Collected data entries:
#####

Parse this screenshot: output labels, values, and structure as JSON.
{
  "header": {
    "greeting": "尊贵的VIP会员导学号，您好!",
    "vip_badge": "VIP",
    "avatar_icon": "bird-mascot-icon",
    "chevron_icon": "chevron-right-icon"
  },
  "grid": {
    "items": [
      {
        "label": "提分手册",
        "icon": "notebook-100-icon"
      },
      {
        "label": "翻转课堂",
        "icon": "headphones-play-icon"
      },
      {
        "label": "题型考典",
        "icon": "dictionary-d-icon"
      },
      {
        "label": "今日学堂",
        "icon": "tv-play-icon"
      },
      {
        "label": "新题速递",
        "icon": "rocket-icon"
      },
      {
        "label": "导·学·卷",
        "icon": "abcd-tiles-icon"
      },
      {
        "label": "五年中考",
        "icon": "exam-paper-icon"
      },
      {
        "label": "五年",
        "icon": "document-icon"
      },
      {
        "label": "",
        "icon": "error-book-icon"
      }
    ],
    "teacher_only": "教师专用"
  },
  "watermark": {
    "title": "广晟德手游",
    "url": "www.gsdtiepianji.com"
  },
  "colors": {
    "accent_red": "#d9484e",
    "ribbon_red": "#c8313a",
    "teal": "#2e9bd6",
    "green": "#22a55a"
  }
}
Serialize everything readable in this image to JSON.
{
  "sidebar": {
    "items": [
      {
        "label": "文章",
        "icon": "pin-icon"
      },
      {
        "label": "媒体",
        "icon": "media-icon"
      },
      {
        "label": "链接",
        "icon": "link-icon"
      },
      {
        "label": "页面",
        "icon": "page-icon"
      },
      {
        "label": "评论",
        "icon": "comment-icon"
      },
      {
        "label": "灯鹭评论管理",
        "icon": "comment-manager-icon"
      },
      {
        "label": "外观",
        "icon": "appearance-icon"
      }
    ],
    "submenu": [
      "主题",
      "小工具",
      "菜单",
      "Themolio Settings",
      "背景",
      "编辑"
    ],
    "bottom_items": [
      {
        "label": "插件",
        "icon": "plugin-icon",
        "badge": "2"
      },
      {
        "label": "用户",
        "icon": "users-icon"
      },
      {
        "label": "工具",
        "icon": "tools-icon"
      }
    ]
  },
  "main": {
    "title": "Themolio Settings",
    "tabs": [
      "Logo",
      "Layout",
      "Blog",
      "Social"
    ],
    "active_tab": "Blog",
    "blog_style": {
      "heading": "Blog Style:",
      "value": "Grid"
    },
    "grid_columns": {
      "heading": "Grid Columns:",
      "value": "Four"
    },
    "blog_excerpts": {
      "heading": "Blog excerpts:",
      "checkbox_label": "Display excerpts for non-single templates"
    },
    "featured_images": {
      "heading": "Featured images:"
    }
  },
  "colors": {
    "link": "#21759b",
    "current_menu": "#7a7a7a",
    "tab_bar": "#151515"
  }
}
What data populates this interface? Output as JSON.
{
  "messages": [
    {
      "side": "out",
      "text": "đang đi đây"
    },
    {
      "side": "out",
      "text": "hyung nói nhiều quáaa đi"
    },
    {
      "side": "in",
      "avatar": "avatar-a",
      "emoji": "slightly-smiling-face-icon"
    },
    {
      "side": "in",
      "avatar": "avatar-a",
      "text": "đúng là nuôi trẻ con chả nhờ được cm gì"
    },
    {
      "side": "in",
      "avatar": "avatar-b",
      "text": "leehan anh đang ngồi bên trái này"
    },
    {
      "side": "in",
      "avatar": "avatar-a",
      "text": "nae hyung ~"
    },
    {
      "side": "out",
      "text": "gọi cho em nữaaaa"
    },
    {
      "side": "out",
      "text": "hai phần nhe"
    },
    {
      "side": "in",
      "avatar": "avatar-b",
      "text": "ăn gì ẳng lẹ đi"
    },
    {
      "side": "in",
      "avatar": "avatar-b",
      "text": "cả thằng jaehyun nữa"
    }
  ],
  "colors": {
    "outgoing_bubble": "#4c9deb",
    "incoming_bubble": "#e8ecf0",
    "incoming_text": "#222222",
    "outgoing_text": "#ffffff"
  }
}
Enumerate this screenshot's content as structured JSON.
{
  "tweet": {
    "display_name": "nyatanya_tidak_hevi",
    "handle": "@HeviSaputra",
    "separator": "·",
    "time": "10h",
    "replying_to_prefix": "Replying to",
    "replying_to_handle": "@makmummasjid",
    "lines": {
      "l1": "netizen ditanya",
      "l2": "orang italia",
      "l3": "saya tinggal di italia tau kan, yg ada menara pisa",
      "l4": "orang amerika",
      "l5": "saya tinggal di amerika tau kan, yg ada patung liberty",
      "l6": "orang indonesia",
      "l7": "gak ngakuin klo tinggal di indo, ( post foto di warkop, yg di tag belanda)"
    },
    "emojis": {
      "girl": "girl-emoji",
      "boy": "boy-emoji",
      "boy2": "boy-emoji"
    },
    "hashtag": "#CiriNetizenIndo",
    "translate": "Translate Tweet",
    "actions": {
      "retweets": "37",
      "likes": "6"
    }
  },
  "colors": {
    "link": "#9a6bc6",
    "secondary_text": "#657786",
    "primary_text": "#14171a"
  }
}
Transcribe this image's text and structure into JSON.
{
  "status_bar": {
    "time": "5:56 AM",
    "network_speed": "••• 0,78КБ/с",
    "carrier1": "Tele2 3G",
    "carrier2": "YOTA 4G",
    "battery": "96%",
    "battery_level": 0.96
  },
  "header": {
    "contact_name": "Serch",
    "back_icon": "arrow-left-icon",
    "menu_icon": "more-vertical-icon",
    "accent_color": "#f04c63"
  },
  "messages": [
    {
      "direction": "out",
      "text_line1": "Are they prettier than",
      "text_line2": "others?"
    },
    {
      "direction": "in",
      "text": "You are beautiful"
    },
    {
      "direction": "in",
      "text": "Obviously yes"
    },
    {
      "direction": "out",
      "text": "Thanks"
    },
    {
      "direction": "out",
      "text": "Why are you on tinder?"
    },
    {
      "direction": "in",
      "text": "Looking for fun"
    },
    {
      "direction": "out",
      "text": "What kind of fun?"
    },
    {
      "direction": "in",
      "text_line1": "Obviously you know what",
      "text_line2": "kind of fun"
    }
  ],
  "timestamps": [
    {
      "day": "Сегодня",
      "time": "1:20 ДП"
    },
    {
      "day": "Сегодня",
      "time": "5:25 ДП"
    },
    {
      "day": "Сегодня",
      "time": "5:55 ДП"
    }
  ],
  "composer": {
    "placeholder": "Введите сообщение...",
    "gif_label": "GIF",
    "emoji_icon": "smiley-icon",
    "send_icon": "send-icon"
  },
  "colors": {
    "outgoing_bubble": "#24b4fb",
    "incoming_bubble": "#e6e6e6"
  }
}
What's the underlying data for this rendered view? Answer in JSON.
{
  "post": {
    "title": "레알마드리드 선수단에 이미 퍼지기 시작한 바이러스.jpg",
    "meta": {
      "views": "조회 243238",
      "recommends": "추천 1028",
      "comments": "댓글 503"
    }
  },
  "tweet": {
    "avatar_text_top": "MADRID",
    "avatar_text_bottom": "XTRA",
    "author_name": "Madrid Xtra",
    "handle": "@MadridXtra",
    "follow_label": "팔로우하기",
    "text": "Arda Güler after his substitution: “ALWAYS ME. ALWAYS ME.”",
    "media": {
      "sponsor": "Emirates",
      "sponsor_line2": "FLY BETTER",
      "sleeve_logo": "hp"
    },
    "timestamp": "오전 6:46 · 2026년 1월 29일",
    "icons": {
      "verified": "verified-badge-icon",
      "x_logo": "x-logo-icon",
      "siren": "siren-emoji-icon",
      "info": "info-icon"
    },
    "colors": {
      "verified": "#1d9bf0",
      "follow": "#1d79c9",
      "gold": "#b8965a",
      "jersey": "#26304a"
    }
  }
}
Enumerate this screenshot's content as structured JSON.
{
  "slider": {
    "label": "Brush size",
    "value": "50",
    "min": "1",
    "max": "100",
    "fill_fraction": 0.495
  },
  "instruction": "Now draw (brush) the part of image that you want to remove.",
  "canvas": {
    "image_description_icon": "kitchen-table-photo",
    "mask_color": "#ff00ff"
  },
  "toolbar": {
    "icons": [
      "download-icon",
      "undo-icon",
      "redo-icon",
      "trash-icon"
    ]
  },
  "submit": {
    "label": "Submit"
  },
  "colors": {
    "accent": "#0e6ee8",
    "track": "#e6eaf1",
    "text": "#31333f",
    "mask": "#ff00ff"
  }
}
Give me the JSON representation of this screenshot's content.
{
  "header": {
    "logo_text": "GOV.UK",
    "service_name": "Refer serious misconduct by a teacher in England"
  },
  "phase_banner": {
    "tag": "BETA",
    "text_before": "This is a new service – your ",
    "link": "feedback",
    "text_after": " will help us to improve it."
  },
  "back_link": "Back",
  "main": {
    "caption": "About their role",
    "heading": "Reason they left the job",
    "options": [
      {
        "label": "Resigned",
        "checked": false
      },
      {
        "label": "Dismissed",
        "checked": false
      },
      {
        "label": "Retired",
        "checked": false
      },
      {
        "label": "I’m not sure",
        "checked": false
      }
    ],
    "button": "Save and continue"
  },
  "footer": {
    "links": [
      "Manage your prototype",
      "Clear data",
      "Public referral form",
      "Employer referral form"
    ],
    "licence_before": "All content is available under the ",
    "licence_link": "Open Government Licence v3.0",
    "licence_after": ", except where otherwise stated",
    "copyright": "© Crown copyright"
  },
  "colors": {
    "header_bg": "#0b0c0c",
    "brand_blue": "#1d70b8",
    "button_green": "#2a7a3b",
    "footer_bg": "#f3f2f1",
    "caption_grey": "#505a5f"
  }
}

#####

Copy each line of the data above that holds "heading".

Response to this exercise -
      "heading": "Blog Style:",
      "heading": "Grid Columns:",
      "heading": "Blog excerpts:",
      "heading": "Featured images:"
    "heading": "Reason they left the job",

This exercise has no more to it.